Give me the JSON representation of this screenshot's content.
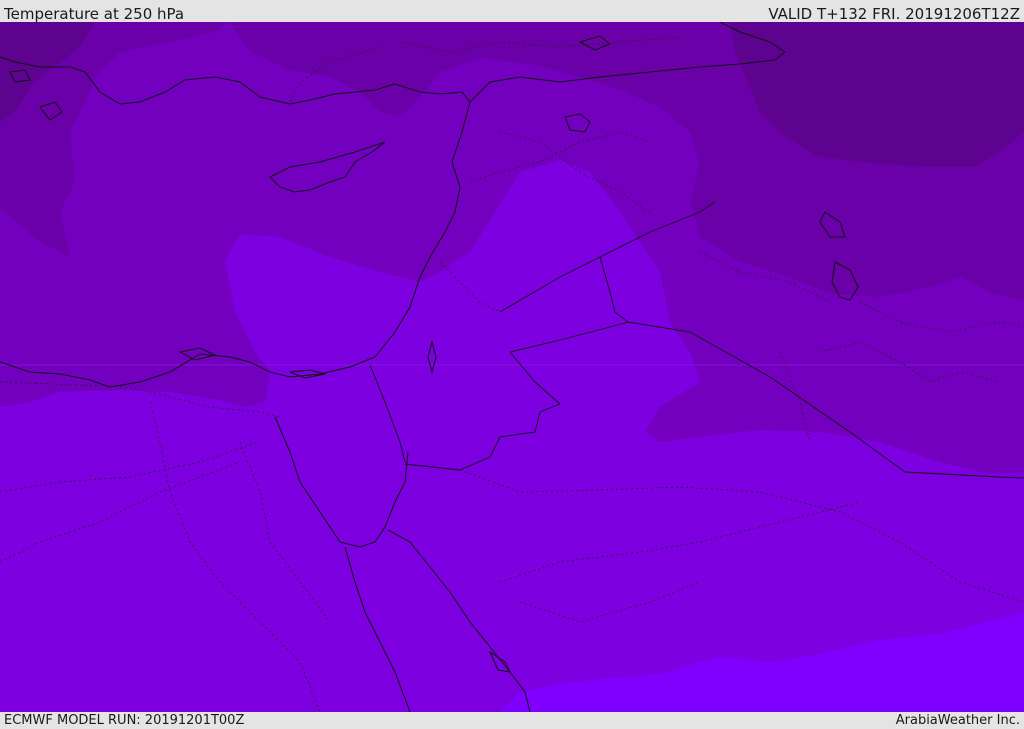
{
  "header": {
    "title": "Temperature at 250 hPa",
    "valid": "VALID T+132 FRI. 20191206T12Z"
  },
  "footer": {
    "model_run": "ECMWF MODEL RUN: 20191201T00Z",
    "credit": "ArabiaWeather Inc."
  },
  "map": {
    "colors": {
      "coldest": "#5d0390",
      "colder": "#6a00a8",
      "cold": "#7400bf",
      "base": "#7d00e0",
      "warm": "#7f00ff"
    }
  }
}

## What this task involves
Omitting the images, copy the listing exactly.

## Reply to the task
Give me the JSON representation of this screenshot's content.
{
  "header": {
    "title": "Temperature at 250 hPa",
    "valid": "VALID T+132 FRI. 20191206T12Z"
  },
  "footer": {
    "model_run": "ECMWF MODEL RUN: 20191201T00Z",
    "credit": "ArabiaWeather Inc."
  },
  "map": {
    "colors": {
      "coldest": "#5d0390",
      "colder": "#6a00a8",
      "cold": "#7400bf",
      "base": "#7d00e0",
      "warm": "#7f00ff"
    }
  }
}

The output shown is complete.